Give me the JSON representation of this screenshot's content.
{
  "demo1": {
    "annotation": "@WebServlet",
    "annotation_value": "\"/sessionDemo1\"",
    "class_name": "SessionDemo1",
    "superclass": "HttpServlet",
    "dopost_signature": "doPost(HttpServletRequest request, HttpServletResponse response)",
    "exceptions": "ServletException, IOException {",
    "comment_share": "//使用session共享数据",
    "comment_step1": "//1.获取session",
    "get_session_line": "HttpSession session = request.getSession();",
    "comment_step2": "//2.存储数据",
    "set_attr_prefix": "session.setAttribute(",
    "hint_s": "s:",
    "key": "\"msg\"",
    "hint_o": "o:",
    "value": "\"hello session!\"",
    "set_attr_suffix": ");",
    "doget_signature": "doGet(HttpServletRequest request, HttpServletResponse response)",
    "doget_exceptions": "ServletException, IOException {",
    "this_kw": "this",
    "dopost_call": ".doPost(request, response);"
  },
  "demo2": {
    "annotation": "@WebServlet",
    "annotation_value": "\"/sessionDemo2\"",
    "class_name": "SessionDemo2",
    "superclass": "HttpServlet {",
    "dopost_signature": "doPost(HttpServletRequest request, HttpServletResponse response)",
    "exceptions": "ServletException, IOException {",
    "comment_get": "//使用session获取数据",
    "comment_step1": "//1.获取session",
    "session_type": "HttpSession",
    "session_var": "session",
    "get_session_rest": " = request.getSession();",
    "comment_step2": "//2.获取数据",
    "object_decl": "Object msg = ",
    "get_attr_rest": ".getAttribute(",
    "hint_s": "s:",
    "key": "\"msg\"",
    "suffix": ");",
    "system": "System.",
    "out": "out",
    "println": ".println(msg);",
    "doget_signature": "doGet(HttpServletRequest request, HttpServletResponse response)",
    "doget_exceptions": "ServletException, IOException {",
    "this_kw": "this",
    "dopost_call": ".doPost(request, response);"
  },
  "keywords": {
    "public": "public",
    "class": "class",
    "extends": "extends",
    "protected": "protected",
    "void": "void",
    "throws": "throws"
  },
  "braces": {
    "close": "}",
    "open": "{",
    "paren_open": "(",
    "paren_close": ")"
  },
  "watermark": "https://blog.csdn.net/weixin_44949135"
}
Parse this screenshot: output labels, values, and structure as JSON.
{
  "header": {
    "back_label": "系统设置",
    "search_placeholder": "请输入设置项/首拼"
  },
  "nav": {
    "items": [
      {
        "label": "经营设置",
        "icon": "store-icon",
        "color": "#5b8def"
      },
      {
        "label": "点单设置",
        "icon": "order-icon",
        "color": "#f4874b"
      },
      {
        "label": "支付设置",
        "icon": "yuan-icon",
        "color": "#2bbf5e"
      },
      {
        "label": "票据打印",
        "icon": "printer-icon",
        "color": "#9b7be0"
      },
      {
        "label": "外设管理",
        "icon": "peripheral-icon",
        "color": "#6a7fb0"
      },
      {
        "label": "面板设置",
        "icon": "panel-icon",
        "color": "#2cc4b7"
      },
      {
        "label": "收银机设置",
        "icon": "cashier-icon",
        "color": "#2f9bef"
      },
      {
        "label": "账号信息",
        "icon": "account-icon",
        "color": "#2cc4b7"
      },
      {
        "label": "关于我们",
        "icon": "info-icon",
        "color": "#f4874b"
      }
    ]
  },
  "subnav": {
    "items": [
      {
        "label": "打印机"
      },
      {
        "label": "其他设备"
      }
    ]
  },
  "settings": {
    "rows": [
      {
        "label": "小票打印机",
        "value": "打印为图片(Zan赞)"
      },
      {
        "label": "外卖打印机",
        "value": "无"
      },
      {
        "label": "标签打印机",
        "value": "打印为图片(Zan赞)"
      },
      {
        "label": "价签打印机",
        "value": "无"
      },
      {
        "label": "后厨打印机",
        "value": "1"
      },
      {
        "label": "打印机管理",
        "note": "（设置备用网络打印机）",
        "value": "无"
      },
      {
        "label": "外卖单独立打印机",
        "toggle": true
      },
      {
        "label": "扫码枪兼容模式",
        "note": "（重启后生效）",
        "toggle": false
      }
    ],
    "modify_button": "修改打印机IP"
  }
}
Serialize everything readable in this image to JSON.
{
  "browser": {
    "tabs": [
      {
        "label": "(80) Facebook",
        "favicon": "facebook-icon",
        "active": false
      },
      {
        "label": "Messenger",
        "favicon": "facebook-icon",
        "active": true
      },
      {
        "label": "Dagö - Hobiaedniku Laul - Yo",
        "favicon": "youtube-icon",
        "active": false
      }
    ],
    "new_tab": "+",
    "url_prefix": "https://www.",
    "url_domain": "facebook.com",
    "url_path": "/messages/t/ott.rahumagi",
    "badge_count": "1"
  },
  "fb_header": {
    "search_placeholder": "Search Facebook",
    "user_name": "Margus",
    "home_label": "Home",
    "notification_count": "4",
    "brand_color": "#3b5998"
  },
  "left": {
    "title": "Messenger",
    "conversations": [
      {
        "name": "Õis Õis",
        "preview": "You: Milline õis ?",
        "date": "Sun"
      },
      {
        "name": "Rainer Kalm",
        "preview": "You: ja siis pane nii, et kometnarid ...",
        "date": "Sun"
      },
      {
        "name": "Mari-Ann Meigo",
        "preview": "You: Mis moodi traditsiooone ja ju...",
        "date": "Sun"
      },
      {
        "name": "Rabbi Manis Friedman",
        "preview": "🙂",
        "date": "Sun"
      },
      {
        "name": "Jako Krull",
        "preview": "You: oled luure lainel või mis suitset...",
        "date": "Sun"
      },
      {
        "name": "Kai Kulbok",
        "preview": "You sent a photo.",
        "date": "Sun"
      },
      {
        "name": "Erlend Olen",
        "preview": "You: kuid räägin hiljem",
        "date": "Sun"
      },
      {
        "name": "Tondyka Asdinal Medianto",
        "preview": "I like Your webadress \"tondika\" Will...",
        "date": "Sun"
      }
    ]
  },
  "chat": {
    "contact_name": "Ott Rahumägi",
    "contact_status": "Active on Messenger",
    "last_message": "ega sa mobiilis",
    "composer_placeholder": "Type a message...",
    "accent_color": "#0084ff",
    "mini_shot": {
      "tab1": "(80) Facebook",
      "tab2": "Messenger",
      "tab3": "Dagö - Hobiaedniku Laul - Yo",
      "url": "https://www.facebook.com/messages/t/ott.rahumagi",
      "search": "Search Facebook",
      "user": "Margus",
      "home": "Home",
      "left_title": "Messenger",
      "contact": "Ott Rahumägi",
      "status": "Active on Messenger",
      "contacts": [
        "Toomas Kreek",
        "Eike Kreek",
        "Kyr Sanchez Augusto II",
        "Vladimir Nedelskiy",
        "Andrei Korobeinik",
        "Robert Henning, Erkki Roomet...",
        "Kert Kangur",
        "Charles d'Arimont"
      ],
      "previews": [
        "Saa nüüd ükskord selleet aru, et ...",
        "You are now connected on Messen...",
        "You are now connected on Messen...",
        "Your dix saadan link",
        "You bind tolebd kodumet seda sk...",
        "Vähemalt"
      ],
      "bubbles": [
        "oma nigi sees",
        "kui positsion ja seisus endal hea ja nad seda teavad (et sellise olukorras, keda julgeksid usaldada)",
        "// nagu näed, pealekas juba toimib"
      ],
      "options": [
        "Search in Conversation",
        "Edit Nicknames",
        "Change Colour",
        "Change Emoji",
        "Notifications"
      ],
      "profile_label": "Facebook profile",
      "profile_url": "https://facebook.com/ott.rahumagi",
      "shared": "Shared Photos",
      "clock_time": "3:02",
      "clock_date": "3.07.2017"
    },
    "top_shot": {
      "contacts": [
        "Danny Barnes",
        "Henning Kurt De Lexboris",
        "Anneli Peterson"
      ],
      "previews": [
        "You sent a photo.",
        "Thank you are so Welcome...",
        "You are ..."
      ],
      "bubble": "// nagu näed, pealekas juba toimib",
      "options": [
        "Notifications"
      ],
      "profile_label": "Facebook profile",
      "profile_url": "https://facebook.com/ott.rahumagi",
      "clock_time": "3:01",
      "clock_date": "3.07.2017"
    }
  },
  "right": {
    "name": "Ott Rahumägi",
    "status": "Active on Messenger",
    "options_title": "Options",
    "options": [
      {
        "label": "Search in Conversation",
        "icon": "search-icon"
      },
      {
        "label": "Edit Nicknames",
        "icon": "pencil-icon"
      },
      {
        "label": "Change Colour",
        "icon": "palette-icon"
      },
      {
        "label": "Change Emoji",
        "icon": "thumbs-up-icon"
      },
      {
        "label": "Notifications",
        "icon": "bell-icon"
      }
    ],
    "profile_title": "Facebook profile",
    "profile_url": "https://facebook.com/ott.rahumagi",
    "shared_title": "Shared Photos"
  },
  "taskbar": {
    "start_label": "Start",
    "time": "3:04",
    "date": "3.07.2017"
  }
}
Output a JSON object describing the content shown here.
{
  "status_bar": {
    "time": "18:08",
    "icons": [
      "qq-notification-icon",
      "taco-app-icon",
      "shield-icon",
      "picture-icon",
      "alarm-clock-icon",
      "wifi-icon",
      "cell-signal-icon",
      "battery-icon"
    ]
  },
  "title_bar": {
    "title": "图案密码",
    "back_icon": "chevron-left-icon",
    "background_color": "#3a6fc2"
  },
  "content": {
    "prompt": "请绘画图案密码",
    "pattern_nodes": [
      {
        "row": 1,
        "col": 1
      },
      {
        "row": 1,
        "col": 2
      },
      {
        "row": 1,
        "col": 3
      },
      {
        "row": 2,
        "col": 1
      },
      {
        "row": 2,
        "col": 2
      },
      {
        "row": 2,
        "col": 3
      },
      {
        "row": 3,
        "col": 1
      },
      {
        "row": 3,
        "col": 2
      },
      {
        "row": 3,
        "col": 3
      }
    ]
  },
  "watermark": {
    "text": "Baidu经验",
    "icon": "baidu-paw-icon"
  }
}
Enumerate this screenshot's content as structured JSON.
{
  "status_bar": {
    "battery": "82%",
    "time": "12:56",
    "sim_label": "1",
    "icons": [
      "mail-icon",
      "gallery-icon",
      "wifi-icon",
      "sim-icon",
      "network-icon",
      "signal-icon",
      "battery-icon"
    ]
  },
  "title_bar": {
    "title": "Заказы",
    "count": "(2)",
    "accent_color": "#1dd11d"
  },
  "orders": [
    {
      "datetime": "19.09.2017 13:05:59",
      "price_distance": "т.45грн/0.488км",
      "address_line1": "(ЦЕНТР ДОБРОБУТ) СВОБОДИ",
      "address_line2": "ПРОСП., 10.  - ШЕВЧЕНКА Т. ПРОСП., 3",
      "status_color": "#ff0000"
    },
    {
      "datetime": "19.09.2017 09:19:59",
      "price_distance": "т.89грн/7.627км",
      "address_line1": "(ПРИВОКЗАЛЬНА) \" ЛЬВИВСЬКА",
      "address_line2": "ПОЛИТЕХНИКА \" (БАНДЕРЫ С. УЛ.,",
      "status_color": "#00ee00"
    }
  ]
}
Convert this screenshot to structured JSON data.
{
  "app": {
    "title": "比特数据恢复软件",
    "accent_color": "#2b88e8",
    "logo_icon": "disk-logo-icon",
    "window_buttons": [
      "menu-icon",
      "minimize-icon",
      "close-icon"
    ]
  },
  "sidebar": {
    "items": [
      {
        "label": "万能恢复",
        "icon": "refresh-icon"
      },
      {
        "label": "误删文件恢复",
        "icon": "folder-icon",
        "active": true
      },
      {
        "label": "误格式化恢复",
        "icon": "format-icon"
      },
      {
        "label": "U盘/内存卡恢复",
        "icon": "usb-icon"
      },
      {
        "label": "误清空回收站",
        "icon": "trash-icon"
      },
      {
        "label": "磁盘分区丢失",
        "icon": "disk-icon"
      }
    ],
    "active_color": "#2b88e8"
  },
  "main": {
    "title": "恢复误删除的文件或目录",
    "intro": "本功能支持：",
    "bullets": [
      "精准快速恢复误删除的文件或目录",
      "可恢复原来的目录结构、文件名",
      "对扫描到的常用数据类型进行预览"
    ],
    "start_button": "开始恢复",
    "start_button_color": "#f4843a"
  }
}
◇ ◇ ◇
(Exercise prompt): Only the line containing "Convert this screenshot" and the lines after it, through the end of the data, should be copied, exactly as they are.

(Result of the exercise):
Convert this screenshot to structured JSON data.
{
  "app": {
    "title": "比特数据恢复软件",
    "accent_color": "#2b88e8",
    "logo_icon": "disk-logo-icon",
    "window_buttons": [
      "menu-icon",
      "minimize-icon",
      "close-icon"
    ]
  },
  "sidebar": {
    "items": [
      {
        "label": "万能恢复",
        "icon": "refresh-icon"
      },
      {
        "label": "误删文件恢复",
        "icon": "folder-icon",
        "active": true
      },
      {
        "label": "误格式化恢复",
        "icon": "format-icon"
      },
      {
        "label": "U盘/内存卡恢复",
        "icon": "usb-icon"
      },
      {
        "label": "误清空回收站",
        "icon": "trash-icon"
      },
      {
        "label": "磁盘分区丢失",
        "icon": "disk-icon"
      }
    ],
    "active_color": "#2b88e8"
  },
  "main": {
    "title": "恢复误删除的文件或目录",
    "intro": "本功能支持：",
    "bullets": [
      "精准快速恢复误删除的文件或目录",
      "可恢复原来的目录结构、文件名",
      "对扫描到的常用数据类型进行预览"
    ],
    "start_button": "开始恢复",
    "start_button_color": "#f4843a"
  }
}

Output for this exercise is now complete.